[What is expected] Only an exact, complete copy of the listing will serve as the answer.

[Material shown]
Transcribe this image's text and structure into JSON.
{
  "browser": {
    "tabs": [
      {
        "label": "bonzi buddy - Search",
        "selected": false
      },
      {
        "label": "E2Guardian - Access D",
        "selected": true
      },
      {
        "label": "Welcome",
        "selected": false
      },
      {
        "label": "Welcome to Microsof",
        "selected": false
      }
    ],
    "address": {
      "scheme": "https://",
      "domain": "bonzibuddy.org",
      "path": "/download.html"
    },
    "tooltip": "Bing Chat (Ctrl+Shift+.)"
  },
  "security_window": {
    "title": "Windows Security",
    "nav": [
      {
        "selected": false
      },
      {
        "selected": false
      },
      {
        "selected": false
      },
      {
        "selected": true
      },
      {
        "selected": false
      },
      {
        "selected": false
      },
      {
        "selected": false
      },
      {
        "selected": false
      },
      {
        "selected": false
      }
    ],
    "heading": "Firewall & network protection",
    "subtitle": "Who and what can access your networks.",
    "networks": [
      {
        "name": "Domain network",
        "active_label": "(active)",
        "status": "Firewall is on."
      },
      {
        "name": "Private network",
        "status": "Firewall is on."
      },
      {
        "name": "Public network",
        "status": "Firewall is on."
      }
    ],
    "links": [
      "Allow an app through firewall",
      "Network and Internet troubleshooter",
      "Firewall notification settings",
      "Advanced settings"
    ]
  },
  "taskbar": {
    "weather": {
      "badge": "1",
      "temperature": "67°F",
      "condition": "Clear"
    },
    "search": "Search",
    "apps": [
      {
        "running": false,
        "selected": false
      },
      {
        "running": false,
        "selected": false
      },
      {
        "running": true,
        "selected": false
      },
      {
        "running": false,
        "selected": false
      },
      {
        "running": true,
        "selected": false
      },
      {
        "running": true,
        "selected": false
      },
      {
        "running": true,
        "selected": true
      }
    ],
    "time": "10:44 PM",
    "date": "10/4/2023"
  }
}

[Task result]
Transcribe this image's text and structure into JSON.
{
  "browser": {
    "tabs": [
      {
        "label": "bonzi buddy - Search",
        "selected": false
      },
      {
        "label": "E2Guardian - Access D",
        "selected": true
      },
      {
        "label": "Welcome",
        "selected": false
      },
      {
        "label": "Welcome to Microsof",
        "selected": false
      }
    ],
    "address": {
      "scheme": "https://",
      "domain": "bonzibuddy.org",
      "path": "/download.html"
    },
    "tooltip": "Bing Chat (Ctrl+Shift+.)"
  },
  "security_window": {
    "title": "Windows Security",
    "nav": [
      {
        "selected": false
      },
      {
        "selected": false
      },
      {
        "selected": false
      },
      {
        "selected": true
      },
      {
        "selected": false
      },
      {
        "selected": false
      },
      {
        "selected": false
      },
      {
        "selected": false
      },
      {
        "selected": false
      }
    ],
    "heading": "Firewall & network protection",
    "subtitle": "Who and what can access your networks.",
    "networks": [
      {
        "name": "Domain network",
        "active_label": "(active)",
        "status": "Firewall is on."
      },
      {
        "name": "Private network",
        "status": "Firewall is on."
      },
      {
        "name": "Public network",
        "status": "Firewall is on."
      }
    ],
    "links": [
      "Allow an app through firewall",
      "Network and Internet troubleshooter",
      "Firewall notification settings",
      "Advanced settings"
    ]
  },
  "taskbar": {
    "weather": {
      "badge": "1",
      "temperature": "67°F",
      "condition": "Clear"
    },
    "search": "Search",
    "apps": [
      {
        "running": false,
        "selected": false
      },
      {
        "running": false,
        "selected": false
      },
      {
        "running": true,
        "selected": false
      },
      {
        "running": false,
        "selected": false
      },
      {
        "running": true,
        "selected": false
      },
      {
        "running": true,
        "selected": false
      },
      {
        "running": true,
        "selected": true
      }
    ],
    "time": "10:44 PM",
    "date": "10/4/2023"
  }
}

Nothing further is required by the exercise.